On the Internet, content can be readily manipulated to punch people’s emotional buttons, with more extreme content just a click away. Cable television’s need to fill 24 hours of content, regardless of the news, has over decades turned politics into old-fashioned entertainment. Fox News has made the us-versus-them mentality an art form.
When people are divided on basic facts, they can’t agree on how to solve problems. With the facts up for debate, we end up in a vicious conversational cycle, forever going back and forth over what is or isn’t so -- debating what the truth is -- rather than moving on to solutions and answers.
Some of the divide over facts is reflected in political differences. Surveys and reader feedback tells us Republicans and conservatives trust fact-checkers less than Democrats and independents. Instead of ignoring this, PolitiFact has been working over the past year to reach out to conservative audiences to explain our methods, thanks to a grant from the Knight Foundation, a foundation with roots in journalism and a goal of creating engaged informed communities.
PolitiFact has visited cities that voted for President Trump — Mobile, Ala.; Charleston, W. Va.; and Tulsa, Okla. — to meet with conservative voters and explain our independent fact-checking methodology. We consulted with academic researchers and asked them to study the language we used in our fact-checks to see if we were using biased terms. (They found no bias; we continue to review our work carefully.) We asked a Republican and a Democrat to write critiques of our fact-checks, both for our readers’ benefit and our own, to see if we could improve our work.

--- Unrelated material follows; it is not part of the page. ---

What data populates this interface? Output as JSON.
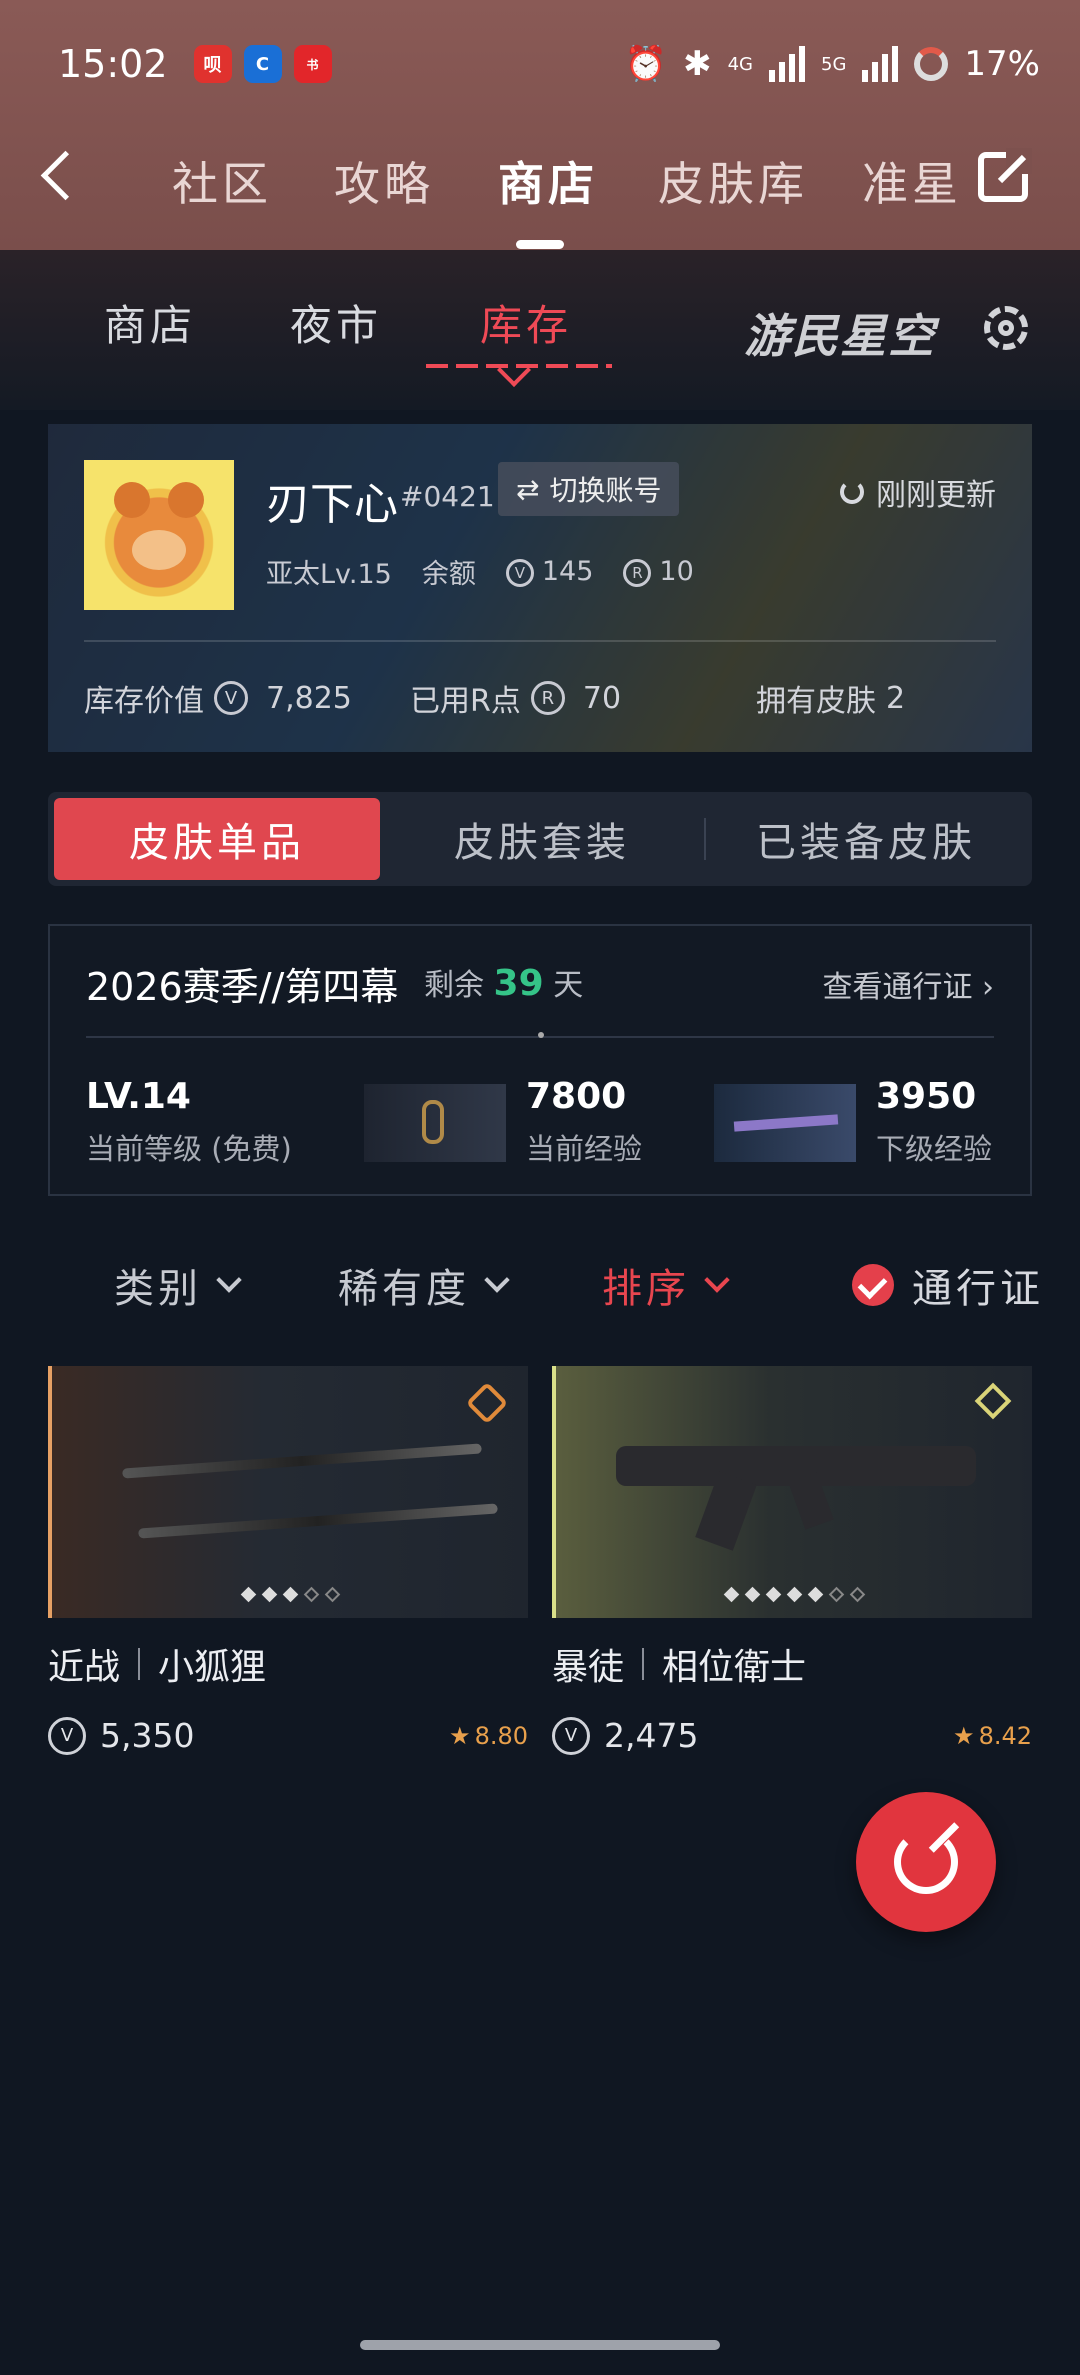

Does it help? We think it’s a decent start. These initiatives help keep us in touch with different audiences and outlooks.
Readers often ask me what they can do to help reduce division and encourage fact-based dialogue. Some of the best thinkers on political polarization say that friends are best positioned to help people stay open-minded when we believe things that aren’t true or can’t be proved. Staying connected with people who have opposite political views reminds all Americans that while we may have differences, we are not each other’s enemies.
And yet as affable as I try to be with those who dislike PolitiFact’s findings or sometimes even our very purpose — fact-checking — I don’t believe for a moment that we can pull back from our mission to tell the truth.
As we head into the 2018 midterm elections, mark a dozen years of fact-checking in 2019, and look toward a presidential election in 2020, we are optimistic and excited about our purpose.
Earlier this year, PolitiFact moved from the Tampa Bay Times newspaper to a new home at the Poynter Institute, a nonprofit dedicated to training journalists. We now have a Truth Squad, a membership program for readers who support us with tax-deductible contributions. We continue to fund ourselves with online advertising, grants from nonpartisan civil society groups, and by sharing our content with other publishers. We’re looking forward to a sustainable digital future with a new model for public accountability journalism in the 21st century.
PolitiFact continues to cover the political conversation by writing and reporting fact-checks on a near daily basis. We now have over 15,000 fact-checks archived on our website, and we continue to call out falsehoods wherever we see them. We talk to our readers and share our best fact-checking through a daily email and a best-of-the-week email. We have a TV show on Sunday mornings on Newsy. Our traffic is strong, and our reach is growing.
We keep our reports accessible and concise, because we’re writing for everyday people, not experts or the political class. Our ratings system remains a robust tool to help people understand complex issues and to bring clarity where there is so much muddying of the waters.
Our commitment remains to help people sort out the truth in politics — even when it’s messy, even when it’s divisive, even when it’s frustrating. Now more than ever, the truth matters.